** RECORDS FOR THIS TASK follows **
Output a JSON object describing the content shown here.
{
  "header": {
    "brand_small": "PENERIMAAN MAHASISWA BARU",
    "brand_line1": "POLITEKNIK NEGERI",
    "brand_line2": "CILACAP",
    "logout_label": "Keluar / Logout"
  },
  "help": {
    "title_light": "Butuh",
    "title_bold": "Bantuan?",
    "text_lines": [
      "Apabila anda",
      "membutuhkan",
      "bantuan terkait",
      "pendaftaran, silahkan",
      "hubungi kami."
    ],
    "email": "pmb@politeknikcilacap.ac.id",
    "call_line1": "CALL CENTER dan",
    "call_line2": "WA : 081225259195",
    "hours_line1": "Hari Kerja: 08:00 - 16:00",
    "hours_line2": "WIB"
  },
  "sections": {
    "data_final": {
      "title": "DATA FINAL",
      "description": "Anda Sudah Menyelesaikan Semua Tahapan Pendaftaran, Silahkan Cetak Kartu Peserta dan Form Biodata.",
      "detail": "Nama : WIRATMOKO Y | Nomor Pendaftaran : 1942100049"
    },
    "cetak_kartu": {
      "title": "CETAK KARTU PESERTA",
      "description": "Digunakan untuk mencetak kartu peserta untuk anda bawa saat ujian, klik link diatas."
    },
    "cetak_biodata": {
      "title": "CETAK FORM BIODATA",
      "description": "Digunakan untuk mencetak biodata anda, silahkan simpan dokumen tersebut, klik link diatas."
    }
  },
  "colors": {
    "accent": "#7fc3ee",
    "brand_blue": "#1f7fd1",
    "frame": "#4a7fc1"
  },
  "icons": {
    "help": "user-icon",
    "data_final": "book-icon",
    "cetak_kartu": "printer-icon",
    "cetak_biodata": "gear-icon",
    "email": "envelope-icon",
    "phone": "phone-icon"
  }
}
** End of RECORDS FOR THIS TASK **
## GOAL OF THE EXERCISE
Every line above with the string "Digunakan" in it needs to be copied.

## SOLUTION BELOW
      "description": "Digunakan untuk mencetak kartu peserta untuk anda bawa saat ujian, klik link diatas."
      "description": "Digunakan untuk mencetak biodata anda, silahkan simpan dokumen tersebut, klik link diatas."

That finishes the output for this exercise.